Canada’s industrial past often offers up some interesting spots currently being reclaimed by forest.
Thomas “Carbide” Willson was a Canadian inventor around the time Canada was becoming a thing. And he was relatively successful.
That success led to the construction of this site. A work area for the man in his later years, the secluded area is on the edge of Meech Lake, not far from Ottawa, but also not in a community of any sort.
After his passing the lake has become parkland, essentially, and as such, his former workshop is being taken over by nature. Unused for around 100 years, all that remains is the stone superstructure and some metal bits, but there’s plenty of that.
It’s also located in a very picturesque spot, with a stream running past it and a leafy green forest around, providing some light, but also plenty of shade; you can understand why ‘Carbide’ picked this location (though it probably had less to do with aesthetics and more to do with that aforementioned stream).
A short (and legal, in this case) hike can get you to the spot now.
About a half-hour outside of Ottawa, this is something you’ll need a car for, but it’s worth exploring the area, as the Meech Lake region is a nice area outside of the urban and sub-urban Ottawa bustle.
Ranked ok in the area, it’s rated fairly well, so I imagine there’s just competition in the area, at least accoridng to TripAdvisor.

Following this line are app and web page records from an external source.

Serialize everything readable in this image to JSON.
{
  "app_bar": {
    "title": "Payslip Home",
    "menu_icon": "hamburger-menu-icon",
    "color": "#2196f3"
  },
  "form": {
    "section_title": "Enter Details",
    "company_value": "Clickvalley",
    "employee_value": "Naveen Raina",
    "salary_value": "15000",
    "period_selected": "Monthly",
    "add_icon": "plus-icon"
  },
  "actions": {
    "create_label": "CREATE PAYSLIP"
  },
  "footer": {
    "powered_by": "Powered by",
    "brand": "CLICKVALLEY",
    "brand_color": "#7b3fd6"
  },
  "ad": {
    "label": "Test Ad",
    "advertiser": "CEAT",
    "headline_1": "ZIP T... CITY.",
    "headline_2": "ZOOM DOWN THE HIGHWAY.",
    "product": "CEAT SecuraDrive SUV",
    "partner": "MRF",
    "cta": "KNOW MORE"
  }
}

AtlasObscura also has a profile about the area, with some history on it. This website has a bit more information about how to get there.